According to Nuclear South West, which promotes the industry in the region, 50 per cent of future recruits across the sector will need to be women in order to meet the target of 40 per cent female representation by 2030. The industry body claims that people from more diverse backgrounds must be encouraged into the sector and that Hinkley Point is the ideal platform with which to do so.
“We currently have around 22 per cent of women working in the nuclear sector across all levels, and many fewer at senior levels. That can and should be better,” said Beccy Pleasant, head of Nuclear Skills for the Nuclear Skills Strategy Group (NSSG), who is working to bring a business case for a new £1.7m Skills Delivery Plan.
“We need to excite the next generation and get them thinking more about a career in nuclear. And as an industry, we need to move away from the perception that we only have highly technical roles, or work requiring highly qualified people with a scientific background. While we need those roles, we also need employees who are skilled in work like cable-pulling and welding, as well as engineers and project managers who might be working in other sectors.”
Beccy will be speaking about the NSSG’s Skills Delivery Plan and her role in developing skills for the future of the industry at Nuclear South West 2019, the UK’s largest nuclear conference which takes place in Somerset on October 2 and 3. One of the key objectives of the plan is to develop the ‘NextGen Nuclear’ project, a ‘whole sector’ approach to improving outreach and careers activity that aims to help bridge the gap between the sector and schools and prepare young people for the nucelar workforce.
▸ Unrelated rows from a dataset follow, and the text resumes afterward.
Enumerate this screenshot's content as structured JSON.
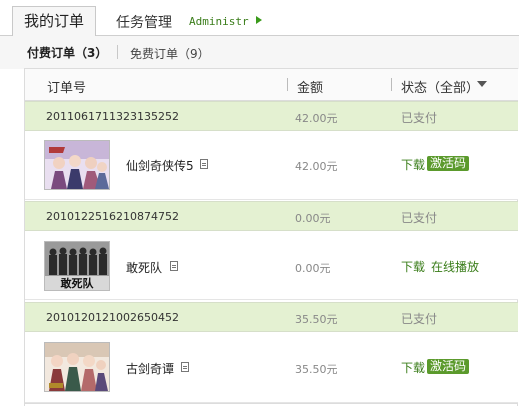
{
  "tabs": {
    "my_orders": "我的订单",
    "task_manage": "任务管理",
    "admin": "Administr"
  },
  "filters": {
    "paid": "付费订单（3）",
    "free": "免费订单（9）"
  },
  "columns": {
    "order_no": "订单号",
    "amount": "金额",
    "status": "状态（全部）"
  },
  "orders": [
    {
      "id": "2011061711323135252",
      "amount": "42.00元",
      "status": "已支付",
      "product": "仙剑奇侠传5",
      "product_amount": "42.00元",
      "download": "下载",
      "action": "激活码",
      "action_style": "badge"
    },
    {
      "id": "2010122516210874752",
      "amount": "0.00元",
      "status": "已支付",
      "product": "敢死队",
      "product_amount": "0.00元",
      "download": "下载",
      "action": "在线播放",
      "action_style": "link"
    },
    {
      "id": "2010120121002650452",
      "amount": "35.50元",
      "status": "已支付",
      "product": "古剑奇谭",
      "product_amount": "35.50元",
      "download": "下载",
      "action": "激活码",
      "action_style": "badge"
    }
  ],
  "thumb_captions": {
    "movie": "敢死队"
  },
  "colors": {
    "accent": "#3a7d1a",
    "badge": "#5b9a2c",
    "order_header_bg": "#e4f1d2"
  }
}
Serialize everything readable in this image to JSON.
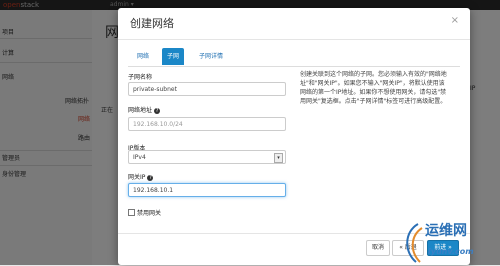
{
  "background": {
    "logo_brand": "open",
    "logo_rest": "stack",
    "user_chip": "admin ▾",
    "sidebar_items": [
      "项目",
      "计算",
      "网络",
      "网络拓扑",
      "网络",
      "路由",
      "管理员",
      "身份管理"
    ],
    "page_title": "网",
    "status_text": "正在",
    "right_labels": [
      "IP"
    ]
  },
  "modal": {
    "title": "创建网络",
    "close_icon": "×",
    "tabs": [
      "网络",
      "子网",
      "子网详情"
    ],
    "active_tab_index": 1,
    "subnet_name_label": "子网名称",
    "subnet_name_value": "private-subnet",
    "network_address_label": "网络地址",
    "network_address_placeholder": "192.168.10.0/24",
    "ip_version_label": "IP版本",
    "ip_version_value": "IPv4",
    "gateway_ip_label": "网关IP",
    "gateway_ip_value": "192.168.10.1",
    "disable_gateway_label": "禁用网关",
    "help_text": "创建关联到这个网络的子网。您必须输入有效的\"网络地址\"和\"网关IP\"。如果您不输入\"网关IP\"，将默认使用该网络的第一个IP地址。如果你不想使用网关，请勾选\"禁用网关\"复选框。点击\"子网详情\"标签可进行高级配置。",
    "cancel_label": "取消",
    "back_label": "« 后退",
    "next_label": "前进 »"
  },
  "watermark": {
    "line1": "运维网",
    "line2": "iyunv.com"
  },
  "colors": {
    "primary": "#1b87c7",
    "watermark": "#2a6fb5"
  }
}
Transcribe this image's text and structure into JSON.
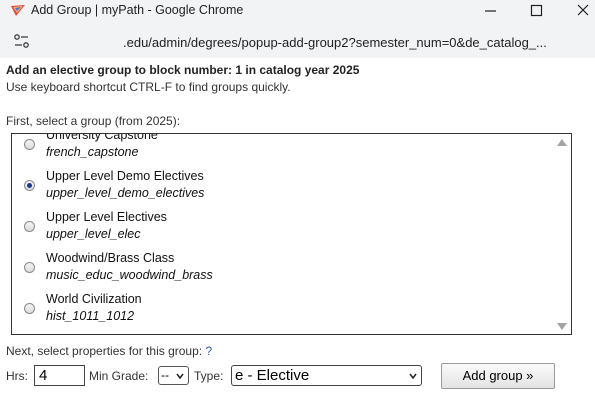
{
  "window": {
    "title": "Add Group | myPath - Google Chrome",
    "url": ".edu/admin/degrees/popup-add-group2?semester_num=0&de_catalog_..."
  },
  "page": {
    "heading": "Add an elective group to block number: 1 in catalog year 2025",
    "hint": "Use keyboard shortcut CTRL-F to find groups quickly.",
    "select_prompt": "First, select a group (from 2025):",
    "groups": [
      {
        "title": "University Capstone",
        "code": "french_capstone",
        "selected": false
      },
      {
        "title": "Upper Level Demo Electives",
        "code": "upper_level_demo_electives",
        "selected": true
      },
      {
        "title": "Upper Level Electives",
        "code": "upper_level_elec",
        "selected": false
      },
      {
        "title": "Woodwind/Brass Class",
        "code": "music_educ_woodwind_brass",
        "selected": false
      },
      {
        "title": "World Civilization",
        "code": "hist_1011_1012",
        "selected": false
      }
    ],
    "props_label": "Next, select properties for this group:",
    "help_link": "?"
  },
  "form": {
    "hrs_label": "Hrs:",
    "hrs_value": "4",
    "min_grade_label": "Min Grade:",
    "min_grade_value": "--",
    "type_label": "Type:",
    "type_value": "e - Elective",
    "add_button": "Add group »"
  },
  "colors": {
    "chrome_bg": "#f1f3f4",
    "link": "#2a5db0",
    "radio_checked": "#1a3a8a"
  }
}
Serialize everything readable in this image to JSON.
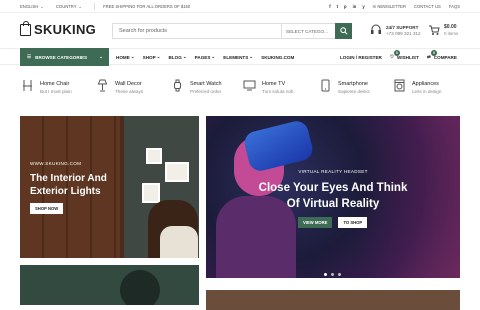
{
  "topbar": {
    "language": "ENGLISH",
    "country": "COUNTRY",
    "shipping": "FREE SHIPPING FOR ALL ORDERS OF $150",
    "newsletter": "NEWSLETTER",
    "contact": "CONTACT US",
    "faqs": "FAQS",
    "social": [
      "f",
      "t",
      "p",
      "in",
      "y"
    ]
  },
  "header": {
    "logo": "SKUKING",
    "search_placeholder": "Search for products",
    "search_category": "SELECT CATEGO...",
    "support_title": "24/7 SUPPORT",
    "support_phone": "+73 099 321 312",
    "cart_total": "$0.00",
    "cart_items": "0 items"
  },
  "nav": {
    "browse": "BROWSE CATEGORIES",
    "menu": [
      "HOME",
      "SHOP",
      "BLOG",
      "PAGES",
      "ELEMENTS",
      "SKUKING.COM"
    ],
    "login": "LOGIN / REGISTER",
    "wishlist": "WISHLIST",
    "compare": "COMPARE",
    "wishlist_count": "0",
    "compare_count": "0"
  },
  "categories": [
    {
      "name": "Home Chair",
      "sub": "But I must plain",
      "icon": "chair-icon"
    },
    {
      "name": "Wall Decor",
      "sub": "These always",
      "icon": "lamp-icon"
    },
    {
      "name": "Smart Watch",
      "sub": "Preferred order",
      "icon": "watch-icon"
    },
    {
      "name": "Home TV",
      "sub": "Tum soluta nob",
      "icon": "tv-icon"
    },
    {
      "name": "Smartphone",
      "sub": "Sapiente delect",
      "icon": "phone-icon"
    },
    {
      "name": "Appliances",
      "sub": "Less in design",
      "icon": "washer-icon"
    }
  ],
  "banner_left": {
    "site": "WWW.SKUKING.COM",
    "title": "The Interior And Exterior Lights",
    "button": "SHOP NOW"
  },
  "banner_main": {
    "kicker": "VIRTUAL REALITY HEADSET",
    "title_line1": "Close Your Eyes And Think",
    "title_line2": "Of Virtual Reality",
    "btn_primary": "VIEW MORE",
    "btn_secondary": "TO SHOP"
  },
  "colors": {
    "accent": "#3e6b54"
  }
}
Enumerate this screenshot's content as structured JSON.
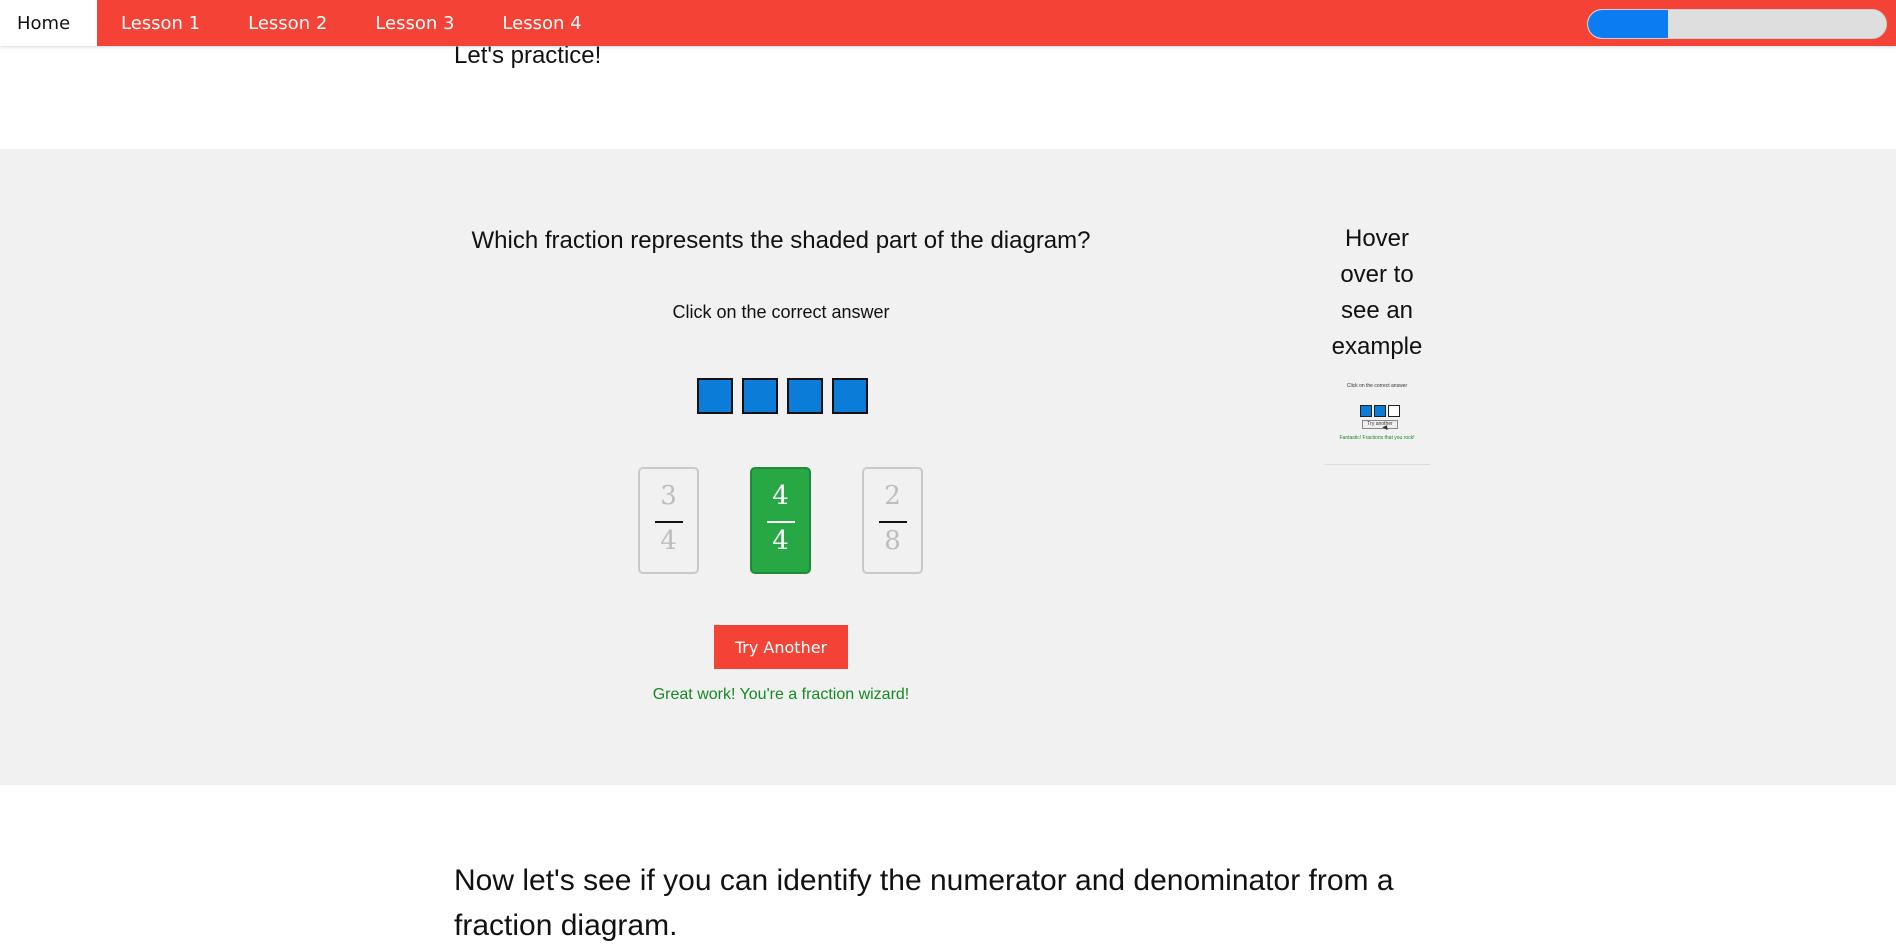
{
  "nav": {
    "items": [
      {
        "label": "Home",
        "active": true
      },
      {
        "label": "Lesson 1",
        "active": false
      },
      {
        "label": "Lesson 2",
        "active": false
      },
      {
        "label": "Lesson 3",
        "active": false
      },
      {
        "label": "Lesson 4",
        "active": false
      }
    ],
    "progress_fraction": 0.27,
    "colors": {
      "bar": "#f44336",
      "progress": "#0b7cf2"
    }
  },
  "intro": {
    "text": "Let's practice!"
  },
  "practice": {
    "question": "Which fraction represents the shaded part of the diagram?",
    "instruction": "Click on the correct answer",
    "diagram_cells": [
      "shaded",
      "shaded",
      "shaded",
      "shaded"
    ],
    "choices": [
      {
        "numerator": "3",
        "denominator": "4",
        "state": "default"
      },
      {
        "numerator": "4",
        "denominator": "4",
        "state": "correct"
      },
      {
        "numerator": "2",
        "denominator": "8",
        "state": "default"
      }
    ],
    "try_another_label": "Try Another",
    "feedback": "Great work! You're a fraction wizard!"
  },
  "example": {
    "title": "Hover over to see an example",
    "mini_instruction": "Click on the correct answer",
    "mini_cells": [
      "shaded",
      "shaded",
      "empty"
    ],
    "mini_button": "Try another",
    "mini_feedback": "Fantastic! Fractions that you rock!"
  },
  "next_section": {
    "heading": "Now let's see if you can identify the numerator and denominator from a fraction diagram."
  }
}
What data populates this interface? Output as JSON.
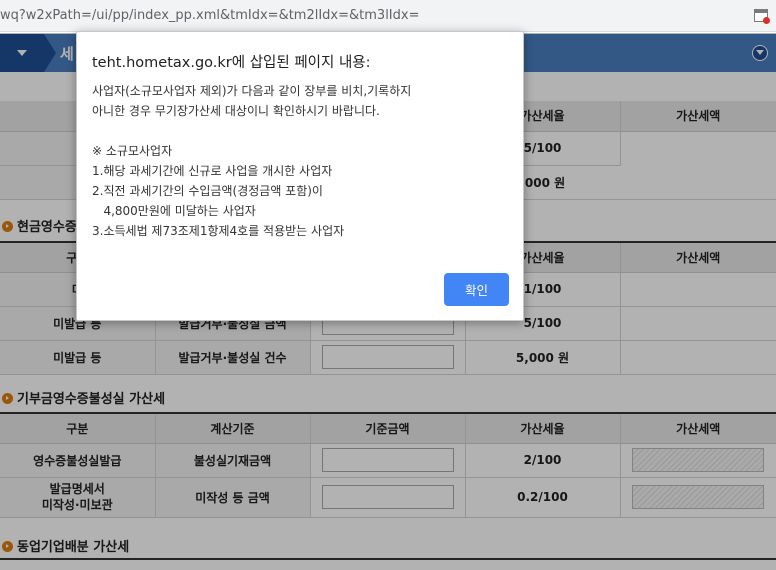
{
  "browser": {
    "url": "wq?w2xPath=/ui/pp/index_pp.xml&tmIdx=&tm2lIdx=&tm3lIdx="
  },
  "header": {
    "title_partial": "세"
  },
  "section1": {
    "headers": [
      "",
      "",
      "",
      "가산세율",
      "가산세액"
    ],
    "rows": [
      {
        "rate": "5/100"
      },
      {
        "rate": ",000 원"
      }
    ]
  },
  "section2": {
    "title": "현금영수증",
    "headers": [
      "구분",
      "",
      "",
      "가산세율",
      "가산세액"
    ],
    "rows": [
      {
        "type": "미",
        "basis": "",
        "rate": "1/100"
      },
      {
        "type": "미발급 등",
        "basis": "발급거부·불성실 금액",
        "rate": "5/100"
      },
      {
        "type": "미발급 등",
        "basis": "발급거부·불성실 건수",
        "rate": "5,000 원"
      }
    ]
  },
  "section3": {
    "title": "기부금영수증불성실 가산세",
    "headers": [
      "구분",
      "계산기준",
      "기준금액",
      "가산세율",
      "가산세액"
    ],
    "rows": [
      {
        "type": "영수증불성실발급",
        "basis": "불성실기재금액",
        "rate": "2/100"
      },
      {
        "type": "발급명세서\n미작성·미보관",
        "basis": "미작성 등 금액",
        "rate": "0.2/100"
      }
    ]
  },
  "section4": {
    "title": "동업기업배분 가산세"
  },
  "dialog": {
    "title": "teht.hometax.go.kr에 삽입된 페이지 내용:",
    "lines": [
      "사업자(소규모사업자 제외)가 다음과 같이 장부를 비치,기록하지",
      "아니한 경우 무기장가산세 대상이니 확인하시기 바랍니다.",
      "",
      "※ 소규모사업자",
      "1.해당 과세기간에 신규로 사업을 개시한 사업자",
      "2.직전 과세기간의 수입금액(경정금액 포함)이",
      "   4,800만원에 미달하는 사업자",
      "3.소득세법 제73조제1항제4호를 적용받는 사업자"
    ],
    "ok_label": "확인"
  },
  "colors": {
    "header_blue": "#4a7fc1",
    "header_dark": "#1f4f96",
    "button_blue": "#4285f4",
    "bullet_orange": "#e07b10"
  },
  "icons": {
    "menu": "caret-down-icon",
    "collapse": "circle-chevron-down-icon",
    "extension": "popup-blocked-icon",
    "section": "orange-arrow-bullet-icon"
  }
}
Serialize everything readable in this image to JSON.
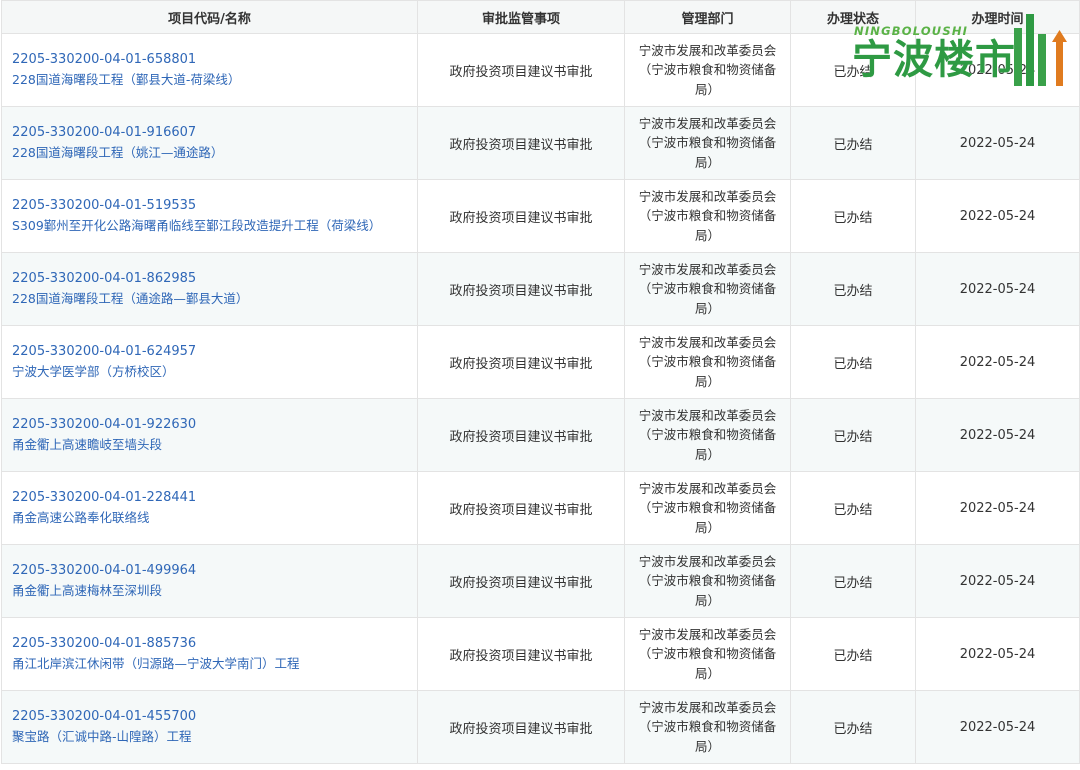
{
  "table": {
    "headers": [
      "项目代码/名称",
      "审批监管事项",
      "管理部门",
      "办理状态",
      "办理时间"
    ],
    "rows": [
      {
        "code": "2205-330200-04-01-658801",
        "name": "228国道海曙段工程（鄞县大道-荷梁线）",
        "item": "政府投资项目建议书审批",
        "dept": "宁波市发展和改革委员会（宁波市粮食和物资储备局）",
        "status": "已办结",
        "date": "2022-05-24"
      },
      {
        "code": "2205-330200-04-01-916607",
        "name": "228国道海曙段工程（姚江—通途路）",
        "item": "政府投资项目建议书审批",
        "dept": "宁波市发展和改革委员会（宁波市粮食和物资储备局）",
        "status": "已办结",
        "date": "2022-05-24"
      },
      {
        "code": "2205-330200-04-01-519535",
        "name": "S309鄞州至开化公路海曙甬临线至鄞江段改造提升工程（荷梁线）",
        "item": "政府投资项目建议书审批",
        "dept": "宁波市发展和改革委员会（宁波市粮食和物资储备局）",
        "status": "已办结",
        "date": "2022-05-24"
      },
      {
        "code": "2205-330200-04-01-862985",
        "name": "228国道海曙段工程（通途路—鄞县大道）",
        "item": "政府投资项目建议书审批",
        "dept": "宁波市发展和改革委员会（宁波市粮食和物资储备局）",
        "status": "已办结",
        "date": "2022-05-24"
      },
      {
        "code": "2205-330200-04-01-624957",
        "name": "宁波大学医学部（方桥校区）",
        "item": "政府投资项目建议书审批",
        "dept": "宁波市发展和改革委员会（宁波市粮食和物资储备局）",
        "status": "已办结",
        "date": "2022-05-24"
      },
      {
        "code": "2205-330200-04-01-922630",
        "name": "甬金衢上高速瞻岐至墙头段",
        "item": "政府投资项目建议书审批",
        "dept": "宁波市发展和改革委员会（宁波市粮食和物资储备局）",
        "status": "已办结",
        "date": "2022-05-24"
      },
      {
        "code": "2205-330200-04-01-228441",
        "name": "甬金高速公路奉化联络线",
        "item": "政府投资项目建议书审批",
        "dept": "宁波市发展和改革委员会（宁波市粮食和物资储备局）",
        "status": "已办结",
        "date": "2022-05-24"
      },
      {
        "code": "2205-330200-04-01-499964",
        "name": "甬金衢上高速梅林至深圳段",
        "item": "政府投资项目建议书审批",
        "dept": "宁波市发展和改革委员会（宁波市粮食和物资储备局）",
        "status": "已办结",
        "date": "2022-05-24"
      },
      {
        "code": "2205-330200-04-01-885736",
        "name": "甬江北岸滨江休闲带（归源路—宁波大学南门）工程",
        "item": "政府投资项目建议书审批",
        "dept": "宁波市发展和改革委员会（宁波市粮食和物资储备局）",
        "status": "已办结",
        "date": "2022-05-24"
      },
      {
        "code": "2205-330200-04-01-455700",
        "name": "聚宝路（汇诚中路-山隍路）工程",
        "item": "政府投资项目建议书审批",
        "dept": "宁波市发展和改革委员会（宁波市粮食和物资储备局）",
        "status": "已办结",
        "date": "2022-05-24"
      }
    ]
  },
  "watermark": {
    "small_text": "NINGBOLOUSHI",
    "big_text": "宁波楼市",
    "color": "#2e9a43"
  },
  "colors": {
    "link": "#2f67b7",
    "header_bg": "#f5f7f7",
    "alt_row_bg": "#f5f9f9",
    "border": "#e3e3e3"
  }
}
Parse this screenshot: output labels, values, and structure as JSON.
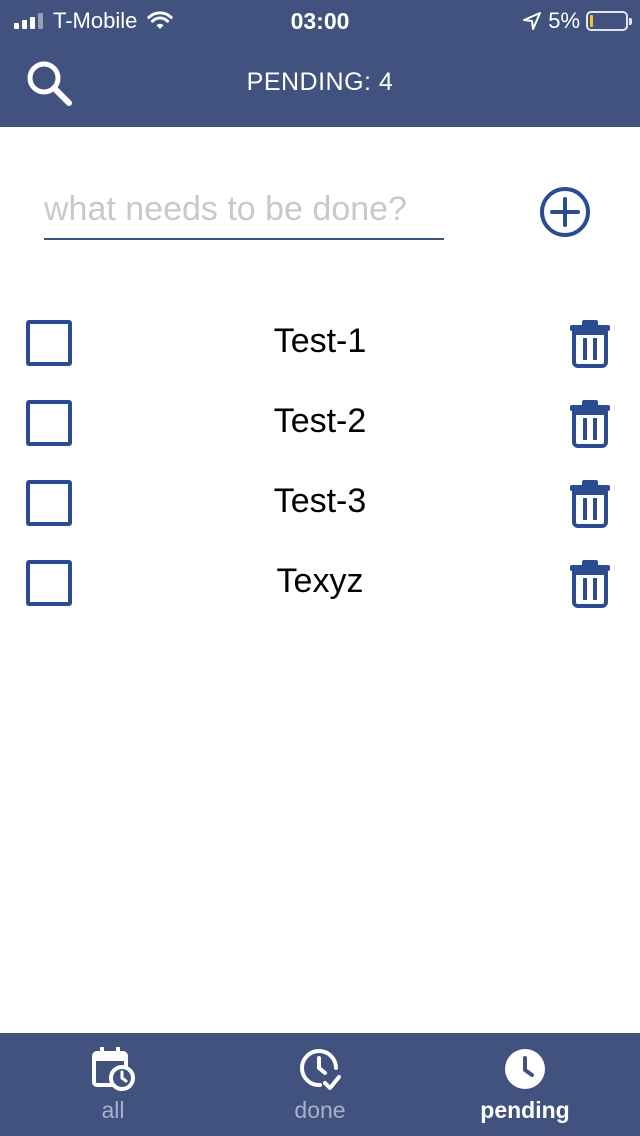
{
  "status_bar": {
    "carrier": "T-Mobile",
    "time": "03:00",
    "battery_percent": "5%",
    "battery_level": 0.05,
    "signal_bars": 3,
    "icons": [
      "signal-icon",
      "wifi-icon",
      "location-arrow-icon",
      "battery-icon"
    ]
  },
  "header": {
    "title": "PENDING: 4",
    "search_icon": "search-icon",
    "background_color": "#40527d"
  },
  "new_todo": {
    "placeholder": "what needs to be done?",
    "value": "",
    "add_icon": "plus-circle-icon"
  },
  "todos": [
    {
      "text": "Test-1",
      "done": false
    },
    {
      "text": "Test-2",
      "done": false
    },
    {
      "text": "Test-3",
      "done": false
    },
    {
      "text": "Texyz",
      "done": false
    }
  ],
  "tabs": [
    {
      "label": "all",
      "icon": "calendar-clock-icon",
      "active": false
    },
    {
      "label": "done",
      "icon": "clock-check-icon",
      "active": false
    },
    {
      "label": "pending",
      "icon": "clock-icon",
      "active": true
    }
  ],
  "colors": {
    "accent": "#2b4c91",
    "bar": "#40527d",
    "inactive_tab": "#a6b1cb"
  }
}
“The focus needs to be on schools and teachers to attract more females into studying STEM subjects, but also looking at how we can transition experienced staff in from other sectors,” Beccy continued. “We are working hard with our employees to support people who want to redeploy from declining energy sectors into our roles.